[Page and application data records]
+ + + + +

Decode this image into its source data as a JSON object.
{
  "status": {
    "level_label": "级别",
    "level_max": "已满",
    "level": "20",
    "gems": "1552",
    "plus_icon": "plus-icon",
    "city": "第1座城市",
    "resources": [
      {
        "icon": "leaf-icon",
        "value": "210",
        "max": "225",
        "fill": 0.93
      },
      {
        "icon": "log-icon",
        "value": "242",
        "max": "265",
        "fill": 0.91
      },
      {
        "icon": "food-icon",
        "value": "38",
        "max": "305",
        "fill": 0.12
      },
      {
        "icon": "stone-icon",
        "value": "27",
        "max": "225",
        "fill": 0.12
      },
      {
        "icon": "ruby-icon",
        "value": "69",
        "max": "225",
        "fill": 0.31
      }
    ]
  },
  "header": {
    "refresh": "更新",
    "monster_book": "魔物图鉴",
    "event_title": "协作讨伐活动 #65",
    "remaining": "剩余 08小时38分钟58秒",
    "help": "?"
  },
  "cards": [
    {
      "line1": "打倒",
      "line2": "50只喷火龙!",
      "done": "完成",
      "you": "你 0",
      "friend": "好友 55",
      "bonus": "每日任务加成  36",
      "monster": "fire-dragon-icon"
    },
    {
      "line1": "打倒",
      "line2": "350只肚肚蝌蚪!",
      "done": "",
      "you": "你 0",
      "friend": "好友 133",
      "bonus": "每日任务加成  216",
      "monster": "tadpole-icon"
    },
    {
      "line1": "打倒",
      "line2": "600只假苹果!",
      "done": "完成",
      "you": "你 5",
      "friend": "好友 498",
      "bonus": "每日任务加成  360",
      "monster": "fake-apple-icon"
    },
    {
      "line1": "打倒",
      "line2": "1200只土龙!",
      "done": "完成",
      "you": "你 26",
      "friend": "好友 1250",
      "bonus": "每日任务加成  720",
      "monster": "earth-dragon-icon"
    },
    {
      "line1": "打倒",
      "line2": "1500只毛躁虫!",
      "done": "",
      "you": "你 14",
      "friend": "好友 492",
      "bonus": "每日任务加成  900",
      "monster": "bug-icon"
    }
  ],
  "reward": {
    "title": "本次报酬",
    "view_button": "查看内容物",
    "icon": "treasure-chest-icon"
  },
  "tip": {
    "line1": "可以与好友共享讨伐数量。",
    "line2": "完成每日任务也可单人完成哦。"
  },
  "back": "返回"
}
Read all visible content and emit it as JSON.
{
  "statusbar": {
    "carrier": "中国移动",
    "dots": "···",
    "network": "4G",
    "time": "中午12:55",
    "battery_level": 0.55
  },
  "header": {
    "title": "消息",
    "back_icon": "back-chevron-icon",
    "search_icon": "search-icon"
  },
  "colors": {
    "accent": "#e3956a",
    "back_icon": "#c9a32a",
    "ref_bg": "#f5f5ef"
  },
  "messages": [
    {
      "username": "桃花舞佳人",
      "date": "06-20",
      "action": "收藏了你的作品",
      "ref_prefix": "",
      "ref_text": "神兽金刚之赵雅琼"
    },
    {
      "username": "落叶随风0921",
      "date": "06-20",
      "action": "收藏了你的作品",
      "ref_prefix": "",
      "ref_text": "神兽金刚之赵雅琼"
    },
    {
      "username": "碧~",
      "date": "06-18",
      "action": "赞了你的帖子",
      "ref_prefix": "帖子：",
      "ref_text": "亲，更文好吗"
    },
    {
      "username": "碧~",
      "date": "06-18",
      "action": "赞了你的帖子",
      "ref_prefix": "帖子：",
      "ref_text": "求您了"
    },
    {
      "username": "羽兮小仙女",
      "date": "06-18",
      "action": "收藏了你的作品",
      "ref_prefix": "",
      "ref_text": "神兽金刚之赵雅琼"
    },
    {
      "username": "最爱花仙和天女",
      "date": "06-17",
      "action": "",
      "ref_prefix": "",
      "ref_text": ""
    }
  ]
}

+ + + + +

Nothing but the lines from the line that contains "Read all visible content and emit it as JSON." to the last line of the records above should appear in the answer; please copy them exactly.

**Exercise answer:**
Read all visible content and emit it as JSON.
{
  "statusbar": {
    "carrier": "中国移动",
    "dots": "···",
    "network": "4G",
    "time": "中午12:55",
    "battery_level": 0.55
  },
  "header": {
    "title": "消息",
    "back_icon": "back-chevron-icon",
    "search_icon": "search-icon"
  },
  "colors": {
    "accent": "#e3956a",
    "back_icon": "#c9a32a",
    "ref_bg": "#f5f5ef"
  },
  "messages": [
    {
      "username": "桃花舞佳人",
      "date": "06-20",
      "action": "收藏了你的作品",
      "ref_prefix": "",
      "ref_text": "神兽金刚之赵雅琼"
    },
    {
      "username": "落叶随风0921",
      "date": "06-20",
      "action": "收藏了你的作品",
      "ref_prefix": "",
      "ref_text": "神兽金刚之赵雅琼"
    },
    {
      "username": "碧~",
      "date": "06-18",
      "action": "赞了你的帖子",
      "ref_prefix": "帖子：",
      "ref_text": "亲，更文好吗"
    },
    {
      "username": "碧~",
      "date": "06-18",
      "action": "赞了你的帖子",
      "ref_prefix": "帖子：",
      "ref_text": "求您了"
    },
    {
      "username": "羽兮小仙女",
      "date": "06-18",
      "action": "收藏了你的作品",
      "ref_prefix": "",
      "ref_text": "神兽金刚之赵雅琼"
    },
    {
      "username": "最爱花仙和天女",
      "date": "06-17",
      "action": "",
      "ref_prefix": "",
      "ref_text": ""
    }
  ]
}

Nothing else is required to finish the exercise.